↓↓↓

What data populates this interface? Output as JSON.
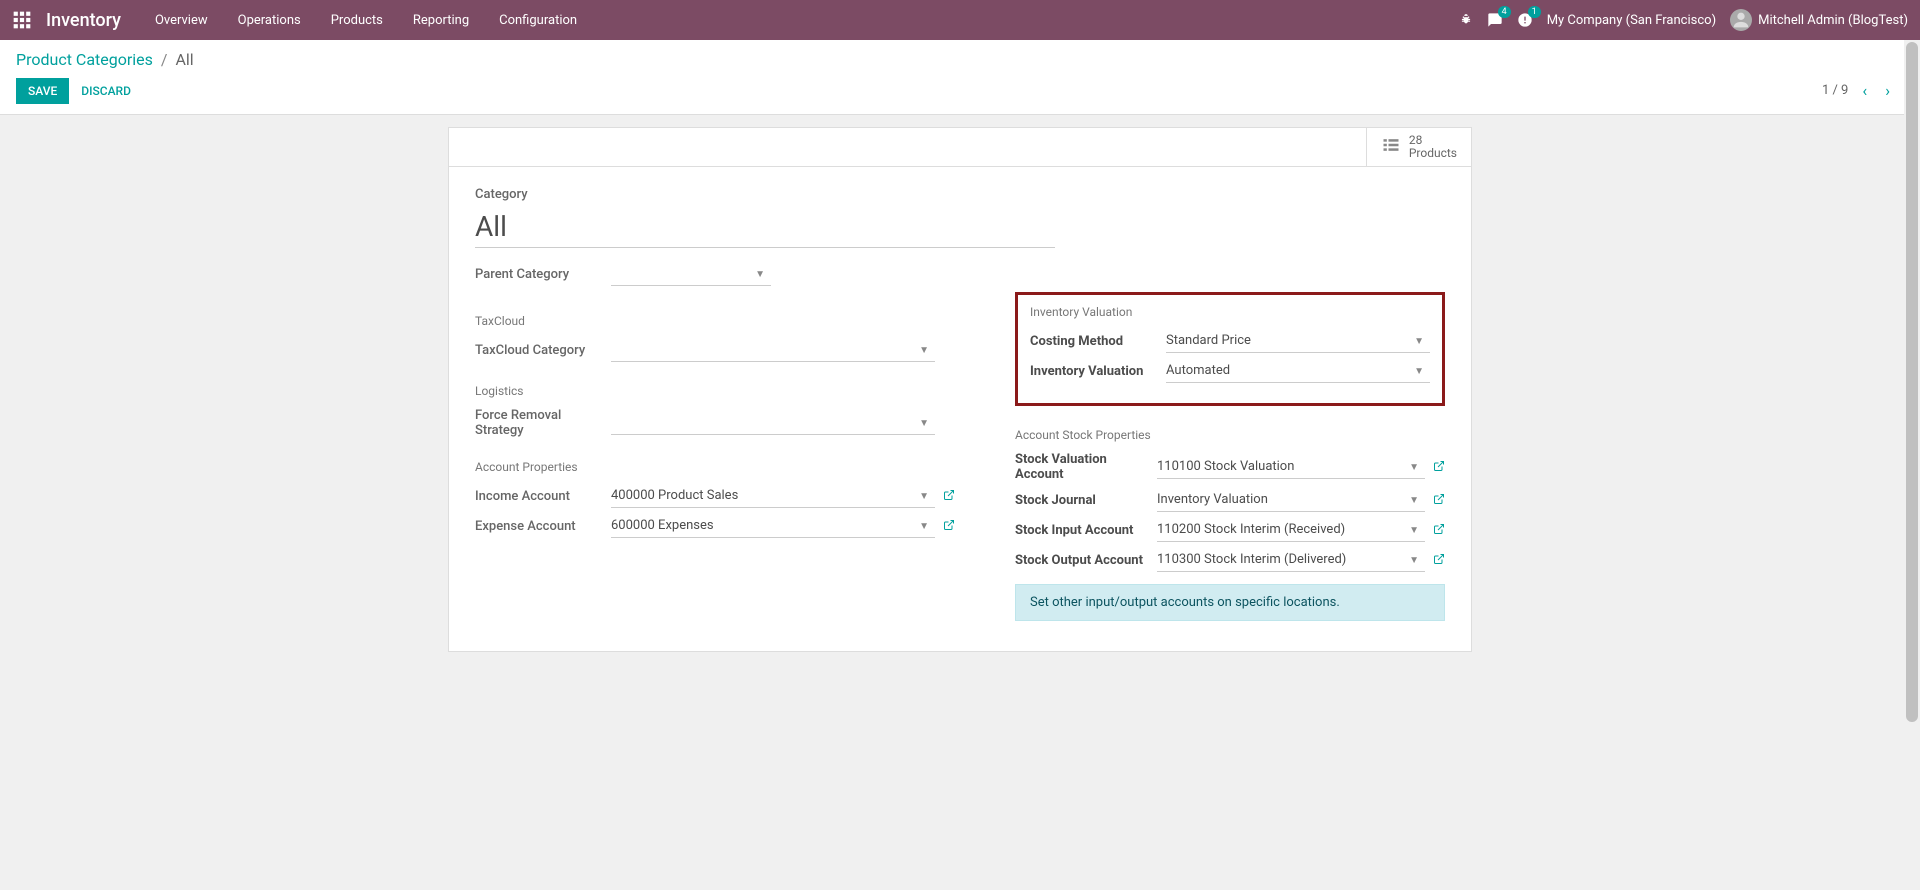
{
  "app": {
    "name": "Inventory"
  },
  "topnav": {
    "menu": [
      "Overview",
      "Operations",
      "Products",
      "Reporting",
      "Configuration"
    ],
    "company": "My Company (San Francisco)",
    "user": "Mitchell Admin (BlogTest)",
    "msg_badge": "4",
    "activity_badge": "1"
  },
  "breadcrumb": {
    "root": "Product Categories",
    "current": "All"
  },
  "actions": {
    "save": "SAVE",
    "discard": "DISCARD"
  },
  "pager": {
    "text": "1 / 9"
  },
  "stat": {
    "count": "28",
    "label": "Products"
  },
  "form": {
    "category_label": "Category",
    "category_value": "All",
    "parent_category_label": "Parent Category",
    "parent_category_value": "",
    "taxcloud_title": "TaxCloud",
    "taxcloud_category_label": "TaxCloud Category",
    "taxcloud_category_value": "",
    "logistics_title": "Logistics",
    "force_removal_label": "Force Removal Strategy",
    "force_removal_value": "",
    "inventory_valuation_title": "Inventory Valuation",
    "costing_method_label": "Costing Method",
    "costing_method_value": "Standard Price",
    "inv_valuation_label": "Inventory Valuation",
    "inv_valuation_value": "Automated",
    "account_props_title": "Account Properties",
    "income_account_label": "Income Account",
    "income_account_value": "400000 Product Sales",
    "expense_account_label": "Expense Account",
    "expense_account_value": "600000 Expenses",
    "account_stock_title": "Account Stock Properties",
    "stock_valuation_label": "Stock Valuation Account",
    "stock_valuation_value": "110100 Stock Valuation",
    "stock_journal_label": "Stock Journal",
    "stock_journal_value": "Inventory Valuation",
    "stock_input_label": "Stock Input Account",
    "stock_input_value": "110200 Stock Interim (Received)",
    "stock_output_label": "Stock Output Account",
    "stock_output_value": "110300 Stock Interim (Delivered)",
    "info_text": "Set other input/output accounts on specific locations."
  }
}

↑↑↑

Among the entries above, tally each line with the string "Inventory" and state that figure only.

4